Journal of Pediatric Critical Care

LETTER TO EDITOR
Year
: 2021  |  Volume : 8  |  Issue : 5  |  Page : 259--260

Where is it leaking?


AR Mullai Baalaaji, Joseph Kavitha, Thuruvas Pandurangan Vigneshwaran, CV Saleema 
 Pediatric Intensive Care Unit, Kovai Medical Center and Hospital, Coimbatore, Tamil Nadu, India

Correspondence Address:
Dr. A R Mullai Baalaaji
Pediatric Intensive Care Unit, Kovai Medical Center and Hospital, Coimbatore, Tamil Nadu
India

Abstract




How to cite this article:
Mullai Baalaaji A R, Kavitha J, Vigneshwaran TP, Saleema C V. Where is it leaking?.J Pediatr Crit Care 2021;8:259-260


How to cite this URL:
Mullai Baalaaji A R, Kavitha J, Vigneshwaran TP, Saleema C V. Where is it leaking?. J Pediatr Crit Care [serial online] 2021 [cited 2021 Nov 27 ];8:259-260
Available from: http://www.jpcc.org.in/text.asp?2021/8/5/259/326869


Full Text



An 8-year-old girl was admitted to the Pediatric Intensive Care Unit for severe ketoacidosis due to suspected inborn error of metabolism. She had been intubated with 5.5 size cuffed Portex® endotracheal tube (ET) and was on controlled ventilation initially. With supportive care, she started to improve and was given sedation holiday on day 4 of admission to assess for weaning readiness. She did not need sedative infusion and remained awake and calm. A few hours later, there was a noticeable leak in the ventilator graphic. The ventilator circuit was checked and found intact. The pilot balloon, cuff inflation line remained intact and cuff pressure maintained at 20 cm H2O. Lip level marking of ET tube had not changed, and there was bilateral equal air entry. Careful examination revealed that audible gush was noted around oral cavity. We planned for reintubation, as the exact reason of leak could not be ascertained. Upon extubation, a hole could be identified in the ET that was presumably caused by trauma due to biting of the tube [Figure 1].{Figure 1}
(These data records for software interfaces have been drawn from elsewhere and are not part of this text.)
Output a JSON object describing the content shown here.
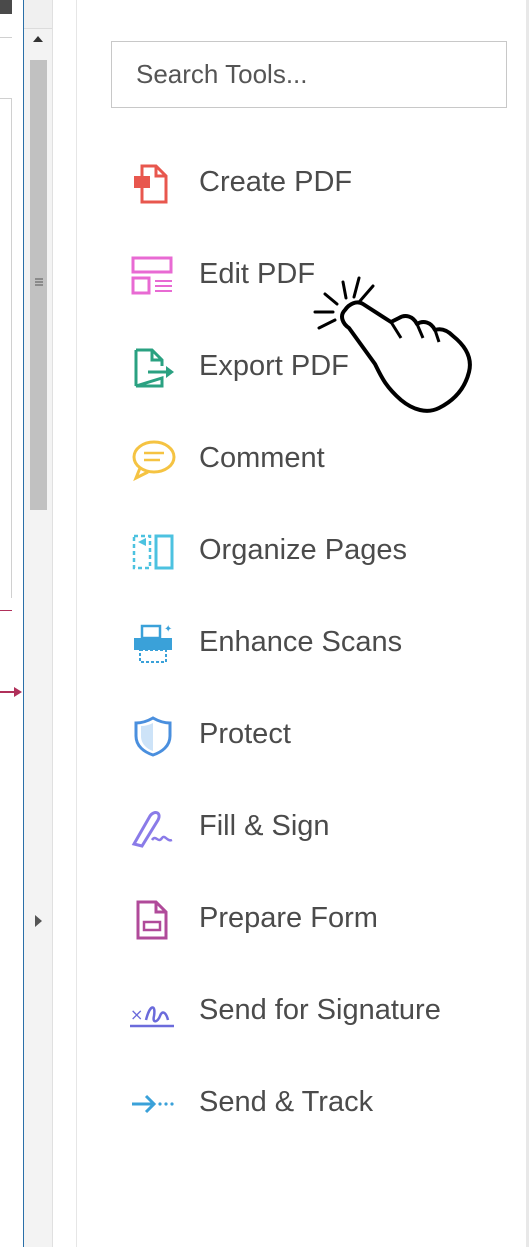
{
  "search": {
    "placeholder": "Search Tools..."
  },
  "tools": [
    {
      "label": "Create PDF",
      "icon": "create-pdf-icon",
      "color": "#e8574e"
    },
    {
      "label": "Edit PDF",
      "icon": "edit-pdf-icon",
      "color": "#e86ad3"
    },
    {
      "label": "Export PDF",
      "icon": "export-pdf-icon",
      "color": "#2aa181"
    },
    {
      "label": "Comment",
      "icon": "comment-icon",
      "color": "#f5c342"
    },
    {
      "label": "Organize Pages",
      "icon": "organize-pages-icon",
      "color": "#4cc2e0"
    },
    {
      "label": "Enhance Scans",
      "icon": "enhance-scans-icon",
      "color": "#3aa1d9"
    },
    {
      "label": "Protect",
      "icon": "protect-icon",
      "color": "#4a8fde"
    },
    {
      "label": "Fill & Sign",
      "icon": "fill-sign-icon",
      "color": "#8a7be8"
    },
    {
      "label": "Prepare Form",
      "icon": "prepare-form-icon",
      "color": "#b04a9a"
    },
    {
      "label": "Send for Signature",
      "icon": "send-for-signature-icon",
      "color": "#6b6bdb"
    },
    {
      "label": "Send & Track",
      "icon": "send-track-icon",
      "color": "#3aa1d9"
    }
  ]
}
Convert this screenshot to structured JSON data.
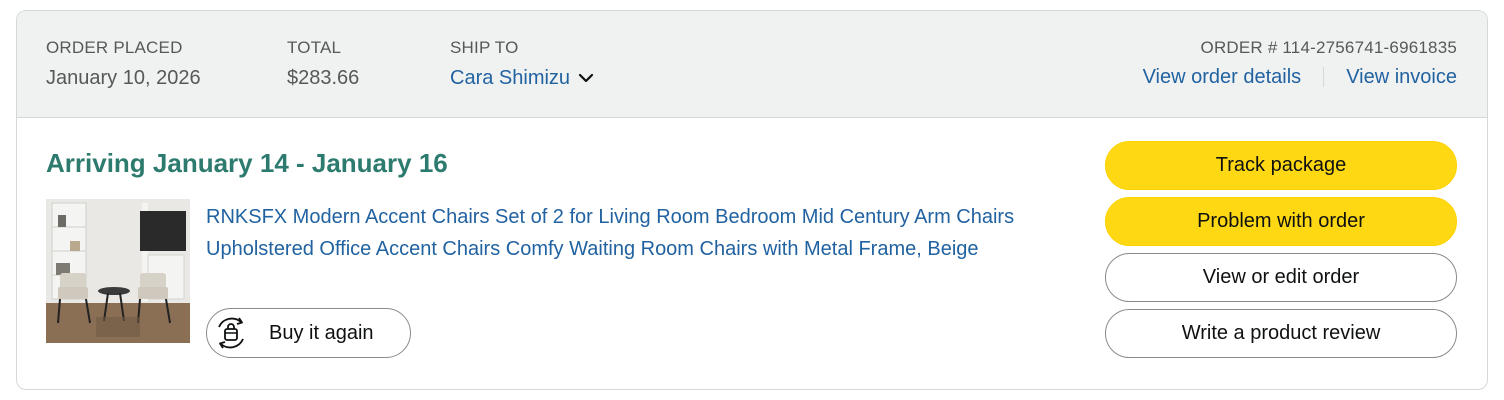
{
  "header": {
    "order_placed": {
      "label": "ORDER PLACED",
      "value": "January 10, 2026"
    },
    "total": {
      "label": "TOTAL",
      "value": "$283.66"
    },
    "ship_to": {
      "label": "SHIP TO",
      "value": "Cara Shimizu"
    },
    "order_number": "ORDER # 114-2756741-6961835",
    "links": {
      "details": "View order details",
      "invoice": "View invoice"
    }
  },
  "shipment": {
    "status": "Arriving January 14 - January 16",
    "product": {
      "title": "RNKSFX Modern Accent Chairs Set of 2 for Living Room Bedroom Mid Century Arm Chairs Upholstered Office Accent Chairs Comfy Waiting Room Chairs with Metal Frame, Beige",
      "buy_again_label": "Buy it again"
    }
  },
  "actions": {
    "track": "Track package",
    "problem": "Problem with order",
    "view_edit": "View or edit order",
    "review": "Write a product review"
  },
  "colors": {
    "accent_yellow": "#ffd814",
    "link_blue": "#2162a1",
    "arriving_green": "#2d7a6e",
    "header_bg": "#f0f2f2"
  },
  "icons": {
    "ship_to_toggle": "chevron-down-icon",
    "buy_again": "reorder-bag-icon"
  }
}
Common reasons for new-onset circuit leak include unrecognized disconnections in the ventilator circuit, partial or complete tracheal extubation, incompetent pilot valve/balloon, line assembly leak, or damage. Damage to the ET is a relatively infrequent problem faced. There are previous reports of loss of integrity of ETs in adult patients and in operation theaters, with routine ET tube as well as reinforced tubes, but reports in children are scarce.[1],[2] Oral airways and bite blocks are used occasionally when children are agitated and risk injuring oral cavity or ETs. However, there are instances of pilot balloon malfunction as well due to bite block.[3] The index child did not need bite block and remained calm and cooperative, so the damage to ET tube came as a surprise. This report reiterates the need to consider the possibility of ET damage in addition to the usual causes when faced with circuit leak alarm and inability to ventilate.

Declaration of patient consent

The authors certify that they have obtained all appropriate patient consent forms. In the form the patient (s) has/have given his/her/their consent for his/her/their images and other clinical information to be reported in the journal. The patients understand that their names and initials will not be published and due efforts will be made to conceal their identity, but anonymity cannot be guaranteed.

Financial support and sponsorship

Nil.

Conflicts of interest

There are no conflicts of interest.

References

1Jain R, Sethi N, Sood J. Loss of integrity of a reinforced endotracheal tube by patient bite. Indian J Anaesth 2013;57:424.
2Chalkeidis O, Kalakonas A, Chaidutis C, Chotoumanidis C. Endotracheal tube cutting during neurosurgical operation. Eur J Anaesthesiol 2009;26:533-4.
3Adams JR, Hoffman J, Lavelle J, Mireles-Cabodevila E. Pilot balloon malfunction caused by endotracheal tube bite blocker. Respir Care 2014;59:e22-4.